Four senators propose bill to refine or repeal nukes law
Barraged by a storm of bad press over the crippled Crystal River nuclear power plant, four Tampa-based state senators announced Thursday they will file legislation next week to require utility companies to surrender the profit they've collected from a nuclear cost recovery law if they abandon plans to build the nuclear plants.
"Times have changed,'' said Sen. John Legg, R-Lutz, the sponsor of the bill, noting that natural gas prices are a third of what they were when the law was first enacted in 2006. "The time is now to evaluate the role of nuclear cost recovery."
The bill would require a utility company to return profits to taxpayers from the 2006 Nuclear Cost Recovery Act if it decides not to complete construction of a project. The bill will also sunset the act, estimated at two or three years, unless one of the companies has begun construction.
But the measure stops short of outright repeal of the act that opponents say has effectively transferred the risk of building the costly nuclear power plants from the company's shareholders to taxpayers.
The measure affects Progress Energy and Florida Power & Light, the state's largest utility companies, which together have collected $1 billion from customers for nuclear power plants that may never be built. The money has been used to pay for olanning and approval of a license from the federal government for the proposed nuclear plants and FPL has used the money to upgrade its existing nuclear plants, but neither has announced whether it will build new plants or not.
The senators said their plan is intended to provide a middle ground by not abandoning nuclear power, and giving the companies time to phase out their activities, while protecting consumers.
"What we can't continue is spending billions of dollars on rate of return and even profits without results,'' said Sen. Wilton Simpson, R-New Port Richey, another of the bill's sponsors.
"If they take the chance and move forward in good faith, we'll let them recover their costs but why should they make a profit on their mistakes,'' said Sen. Jack Latvala, R-Clearwater, another of the sponsors.
Sen. Jeff Brandes, R-St. Petersburg, said he hopes the debate will force the companies to answer the question of whether or not they will ever build the nuclear plants as intended under the law. "This legislation will take a prudent look at what nuclear cost recovery has done."
Latvala said he does not support repeal because, ''it won't pass... there’s a number of people here who voted for it.’’

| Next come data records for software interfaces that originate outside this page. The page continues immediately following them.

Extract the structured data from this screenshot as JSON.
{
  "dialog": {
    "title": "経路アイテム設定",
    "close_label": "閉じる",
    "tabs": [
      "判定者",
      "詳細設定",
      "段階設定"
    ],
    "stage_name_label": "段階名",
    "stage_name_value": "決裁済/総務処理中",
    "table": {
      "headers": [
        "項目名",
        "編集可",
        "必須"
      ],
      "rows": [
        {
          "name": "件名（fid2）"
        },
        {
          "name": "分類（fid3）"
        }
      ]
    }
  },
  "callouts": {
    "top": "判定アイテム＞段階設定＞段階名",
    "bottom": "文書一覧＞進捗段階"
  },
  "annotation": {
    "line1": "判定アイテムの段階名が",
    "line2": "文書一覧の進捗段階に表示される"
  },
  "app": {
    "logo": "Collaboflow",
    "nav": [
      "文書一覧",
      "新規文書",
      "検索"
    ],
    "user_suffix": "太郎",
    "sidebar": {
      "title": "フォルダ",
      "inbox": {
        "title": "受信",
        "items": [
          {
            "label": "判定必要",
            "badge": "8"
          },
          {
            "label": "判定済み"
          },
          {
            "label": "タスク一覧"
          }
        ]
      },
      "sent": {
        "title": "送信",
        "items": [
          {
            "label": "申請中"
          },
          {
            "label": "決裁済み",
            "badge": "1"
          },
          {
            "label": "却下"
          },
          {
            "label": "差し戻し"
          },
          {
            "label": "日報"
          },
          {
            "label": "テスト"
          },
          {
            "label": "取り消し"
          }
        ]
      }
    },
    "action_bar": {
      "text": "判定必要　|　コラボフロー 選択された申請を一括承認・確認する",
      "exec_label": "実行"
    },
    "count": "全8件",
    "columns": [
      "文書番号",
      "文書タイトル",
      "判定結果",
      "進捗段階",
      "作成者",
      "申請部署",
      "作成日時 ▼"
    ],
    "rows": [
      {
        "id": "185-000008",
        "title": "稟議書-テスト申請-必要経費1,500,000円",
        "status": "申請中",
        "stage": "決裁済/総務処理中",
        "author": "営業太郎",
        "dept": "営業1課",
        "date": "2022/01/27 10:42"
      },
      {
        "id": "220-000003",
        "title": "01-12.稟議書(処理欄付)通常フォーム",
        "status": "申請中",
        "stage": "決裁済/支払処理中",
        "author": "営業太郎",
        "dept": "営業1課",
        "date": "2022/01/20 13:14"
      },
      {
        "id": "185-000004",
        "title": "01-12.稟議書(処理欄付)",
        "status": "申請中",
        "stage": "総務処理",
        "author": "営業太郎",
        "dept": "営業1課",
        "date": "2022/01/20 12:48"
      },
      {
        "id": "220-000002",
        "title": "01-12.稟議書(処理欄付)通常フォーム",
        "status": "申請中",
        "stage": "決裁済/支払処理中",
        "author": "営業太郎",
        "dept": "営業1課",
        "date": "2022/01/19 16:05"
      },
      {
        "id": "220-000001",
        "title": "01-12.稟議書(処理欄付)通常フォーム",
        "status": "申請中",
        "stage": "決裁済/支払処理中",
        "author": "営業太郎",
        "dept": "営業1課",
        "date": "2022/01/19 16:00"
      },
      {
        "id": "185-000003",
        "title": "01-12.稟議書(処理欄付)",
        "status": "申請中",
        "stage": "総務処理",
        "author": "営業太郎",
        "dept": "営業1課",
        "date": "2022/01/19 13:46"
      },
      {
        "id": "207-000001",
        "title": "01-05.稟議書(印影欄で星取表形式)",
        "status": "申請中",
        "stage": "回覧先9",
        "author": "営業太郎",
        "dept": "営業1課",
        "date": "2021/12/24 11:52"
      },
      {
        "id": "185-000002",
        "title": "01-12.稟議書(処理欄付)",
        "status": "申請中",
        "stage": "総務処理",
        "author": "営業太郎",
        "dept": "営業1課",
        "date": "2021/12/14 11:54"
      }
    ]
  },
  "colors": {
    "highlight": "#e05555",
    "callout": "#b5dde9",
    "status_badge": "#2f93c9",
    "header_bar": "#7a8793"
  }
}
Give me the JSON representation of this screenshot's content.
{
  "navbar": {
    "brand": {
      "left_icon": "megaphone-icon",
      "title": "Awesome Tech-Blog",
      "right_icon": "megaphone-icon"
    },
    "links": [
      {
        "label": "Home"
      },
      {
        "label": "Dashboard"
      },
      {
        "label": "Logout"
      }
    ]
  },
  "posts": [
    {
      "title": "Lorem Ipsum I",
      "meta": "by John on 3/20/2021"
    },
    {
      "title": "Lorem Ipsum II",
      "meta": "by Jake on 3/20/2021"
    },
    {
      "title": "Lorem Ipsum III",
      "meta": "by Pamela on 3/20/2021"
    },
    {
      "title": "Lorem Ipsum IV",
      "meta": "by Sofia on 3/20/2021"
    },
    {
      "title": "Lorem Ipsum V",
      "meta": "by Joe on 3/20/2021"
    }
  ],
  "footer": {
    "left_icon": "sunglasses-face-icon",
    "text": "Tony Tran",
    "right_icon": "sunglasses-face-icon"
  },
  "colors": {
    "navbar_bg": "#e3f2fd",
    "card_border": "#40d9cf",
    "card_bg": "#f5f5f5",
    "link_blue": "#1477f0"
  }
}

Rep. Dwight Dudley, D-St. Petersburg, who got elected on a platform to repeal the act, said believes there is another reason the Senate plan stops short of repealing what he calls the “utility tax.”
“They are getting massive amounts of money,’’ he said.
By his count, the utility companies gave $1.5 million to legislative campaigns through the Republican Party of Florida in the last election and $500,000 to the Florida Democratic Party.
“So there’s a lot of money that’s making it into the hands of legislators and sadly I think it affects the quality of the decisions they’re making,” Dudley said.
Dudley has filed a bill to repeal the 2006 as has Reps. Michelle Rehwinkel Vasilinda, D-Tallahassee, and Mike Fasano, R-New Port Richey. The Senate bill would force utilities to refund the profits, not the cost of the project if the plants aren’t built. It also will limit the fixed interest rate they are guaranteed in the law of 8.5 percent on borrowing for construction, Latvala said.
Will the utilities agree? Latvala said he has asked them to offer an alternative but his offer has been met with silence.